*User guides are being updated to represent the most current data and features available. Not all HealthLandscape tools have user guides.

3. Contact us
We are here to help! Reach out to us anytime and we will happily answer your questions. We are passionate about Healthlandscape and want to do everything we can to provide the best possible user experience. We currently have three methods available for contact. The first, and newest addition to HealthLandscape, is our live chat feature. Chat with us during business hours by simply selecting the ‘Can we help you?’ button on the top right corner of the website. This feature is available on the home screen and in the mapping tools, so start a chat with us from the beginning of your experience or when you’re in the midst of creating a magnificent map. Another method of contact is to visit the HealthLandscape Support page. Here, you can find contacts based on your specific needs including data mining support, subscription options, and custom application development. Our last method of contact is UDS Mapper specific. Use the ‘Contact Us’ form for any questions you might have pertaining to the UDS Mapper or to set up a webinar training.

4. Become part of the HealthLandscape community
Follow us on Twitter, Facebook and LinkedIn to see weekly blog updates and HealthLandscape news and whereabouts. HealthLandscape is dedicated to providing resources to make your HealthLandscape user experience a great one. Join our community to keep track of upcoming webinars, conferences that we will be attending, newly added data, and feature updates to our tools.

Visit HealthLandscape today at:

Claire Meehan
User Engagement Specialist

Thursday, October 6, 2016

Exploring Competition and Proximity: A Comparison of Basic Methods

Today, HealthLandscape is releasing the Geospatial Brief, “Exploring Competition and Proximity: A Comparison of Basic Methods.” Brief #4 looks at the importance of including local context when measuring access to health care providers by comparing two common distance measurement methods with actual service area data retrieved from the UDS Mapper.

Configuring and updating the data behind the UDS Mapper is a task that requires many hours spent looking at the tool to make sure that what appears on the screen is logical and accurate.
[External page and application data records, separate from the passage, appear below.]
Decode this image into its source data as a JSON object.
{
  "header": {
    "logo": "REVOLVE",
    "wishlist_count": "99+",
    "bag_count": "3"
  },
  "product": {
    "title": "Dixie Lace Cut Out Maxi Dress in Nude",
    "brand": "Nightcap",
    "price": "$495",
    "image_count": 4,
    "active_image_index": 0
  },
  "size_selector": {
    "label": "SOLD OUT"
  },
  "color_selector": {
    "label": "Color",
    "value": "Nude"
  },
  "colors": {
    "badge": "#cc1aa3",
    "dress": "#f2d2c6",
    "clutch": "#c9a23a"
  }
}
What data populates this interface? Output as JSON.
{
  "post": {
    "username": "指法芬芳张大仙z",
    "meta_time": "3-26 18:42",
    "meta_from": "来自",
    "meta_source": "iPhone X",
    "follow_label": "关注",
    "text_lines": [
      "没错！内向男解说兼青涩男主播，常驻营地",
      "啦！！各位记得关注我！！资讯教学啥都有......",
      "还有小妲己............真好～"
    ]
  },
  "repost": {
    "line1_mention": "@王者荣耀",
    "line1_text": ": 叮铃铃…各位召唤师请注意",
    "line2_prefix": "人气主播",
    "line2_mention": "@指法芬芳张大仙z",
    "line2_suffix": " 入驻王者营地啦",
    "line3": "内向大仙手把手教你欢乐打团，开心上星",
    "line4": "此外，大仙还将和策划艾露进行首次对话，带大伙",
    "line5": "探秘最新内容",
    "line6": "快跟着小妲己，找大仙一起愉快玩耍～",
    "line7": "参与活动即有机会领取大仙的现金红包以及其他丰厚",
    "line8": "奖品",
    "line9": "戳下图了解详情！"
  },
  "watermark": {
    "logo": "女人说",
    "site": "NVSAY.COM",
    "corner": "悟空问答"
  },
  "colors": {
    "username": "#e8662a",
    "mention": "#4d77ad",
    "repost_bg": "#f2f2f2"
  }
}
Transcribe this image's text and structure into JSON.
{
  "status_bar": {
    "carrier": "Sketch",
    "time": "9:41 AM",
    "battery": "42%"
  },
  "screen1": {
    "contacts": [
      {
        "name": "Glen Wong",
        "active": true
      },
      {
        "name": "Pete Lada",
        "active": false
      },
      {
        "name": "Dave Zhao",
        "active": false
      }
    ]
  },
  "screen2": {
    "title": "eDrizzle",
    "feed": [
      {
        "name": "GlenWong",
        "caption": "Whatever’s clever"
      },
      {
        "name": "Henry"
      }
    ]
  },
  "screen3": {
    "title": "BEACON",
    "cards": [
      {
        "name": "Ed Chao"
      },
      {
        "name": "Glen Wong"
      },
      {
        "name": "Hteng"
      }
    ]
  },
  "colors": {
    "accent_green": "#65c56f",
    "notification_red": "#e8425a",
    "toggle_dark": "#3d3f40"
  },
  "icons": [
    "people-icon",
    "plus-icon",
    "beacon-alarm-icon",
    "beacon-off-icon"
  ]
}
As we go through this process every update cycle, I know that Jennifer will send me her comments based on towns in Texas, Mark will send his showcasing the northern half of the Cincinnati metro, and Michael’s will focus on Kentucky. We each tend to focus on the geographic area that we are most familiar with - either where we’re from, our where we find ourselves, today.

Last spring, I moved from Cincinnati to a small town just west of Seattle, Washington. As I explored the Grantees and Access Points in my new locale during the last UDS Mapper update, I started thinking about accessibility issues and common ways that people measure distance and proximity to places they need to go. For example, Google Maps tells me that my house is 21 miles to my favorite coffee shop in downtown Seattle. However, because we live on the western side of Puget Sound, access to the city isn’t quite as straightforward as it seems - it requires either a ride on the ferry or an 80-mile drive around the Sound - at least an hour of travel, on a good day. I wondered whether the Health Center Program grantees on the Seattle side of the water could draw in patients from my area, and vice versa.

I decided to tackle this issue in a Geospatial Brief - comparing two common ways to measure access to facilities (Euclidean Distance and Network Distance) to the actual service area footprint of Peninsula County Health Services, the Health Center Program grantee in my county. The Brief illustrates the importance of incorporating real local knowledge into research design and methodology and serves as the starting point for additional research into defining areas of competition and proximity.

Jené Grandmont, MA